Repeat the entire listing exactly. Omit all pictures.

(Beginning of DATA IN THIS EXERCISE)

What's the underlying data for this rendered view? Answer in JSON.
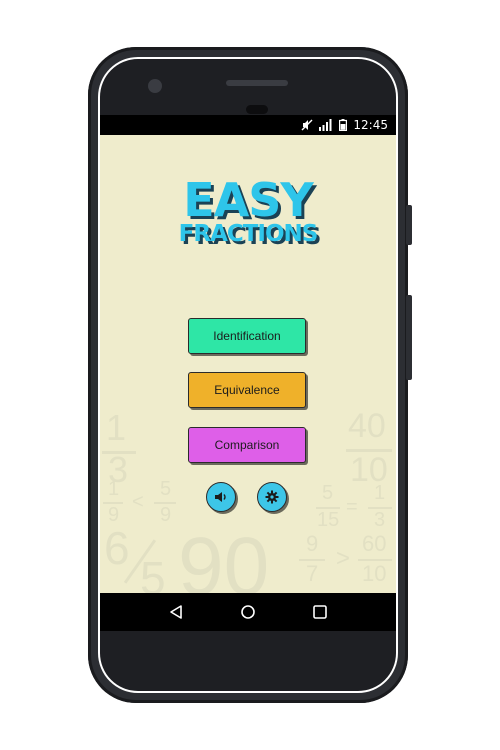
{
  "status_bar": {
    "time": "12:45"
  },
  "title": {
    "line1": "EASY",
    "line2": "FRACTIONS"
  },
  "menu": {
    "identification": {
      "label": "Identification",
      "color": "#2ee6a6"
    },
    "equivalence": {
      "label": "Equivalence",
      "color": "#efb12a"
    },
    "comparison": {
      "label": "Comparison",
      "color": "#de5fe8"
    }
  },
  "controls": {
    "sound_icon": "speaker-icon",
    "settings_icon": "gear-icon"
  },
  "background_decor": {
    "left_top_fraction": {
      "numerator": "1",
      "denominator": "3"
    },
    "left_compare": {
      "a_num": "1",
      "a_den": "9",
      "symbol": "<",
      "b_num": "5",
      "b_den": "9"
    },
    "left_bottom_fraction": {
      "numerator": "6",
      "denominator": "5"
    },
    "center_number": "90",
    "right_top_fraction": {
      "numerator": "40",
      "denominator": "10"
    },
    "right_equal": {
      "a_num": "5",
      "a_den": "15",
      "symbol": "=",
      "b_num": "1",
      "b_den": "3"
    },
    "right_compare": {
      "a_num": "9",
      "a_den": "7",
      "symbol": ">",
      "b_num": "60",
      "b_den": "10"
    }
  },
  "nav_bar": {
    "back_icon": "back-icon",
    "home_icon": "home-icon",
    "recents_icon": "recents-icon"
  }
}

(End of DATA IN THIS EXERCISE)

[FINISHED TASK]
What's the underlying data for this rendered view? Answer in JSON.
{
  "status_bar": {
    "time": "12:45"
  },
  "title": {
    "line1": "EASY",
    "line2": "FRACTIONS"
  },
  "menu": {
    "identification": {
      "label": "Identification",
      "color": "#2ee6a6"
    },
    "equivalence": {
      "label": "Equivalence",
      "color": "#efb12a"
    },
    "comparison": {
      "label": "Comparison",
      "color": "#de5fe8"
    }
  },
  "controls": {
    "sound_icon": "speaker-icon",
    "settings_icon": "gear-icon"
  },
  "background_decor": {
    "left_top_fraction": {
      "numerator": "1",
      "denominator": "3"
    },
    "left_compare": {
      "a_num": "1",
      "a_den": "9",
      "symbol": "<",
      "b_num": "5",
      "b_den": "9"
    },
    "left_bottom_fraction": {
      "numerator": "6",
      "denominator": "5"
    },
    "center_number": "90",
    "right_top_fraction": {
      "numerator": "40",
      "denominator": "10"
    },
    "right_equal": {
      "a_num": "5",
      "a_den": "15",
      "symbol": "=",
      "b_num": "1",
      "b_den": "3"
    },
    "right_compare": {
      "a_num": "9",
      "a_den": "7",
      "symbol": ">",
      "b_num": "60",
      "b_den": "10"
    }
  },
  "nav_bar": {
    "back_icon": "back-icon",
    "home_icon": "home-icon",
    "recents_icon": "recents-icon"
  }
}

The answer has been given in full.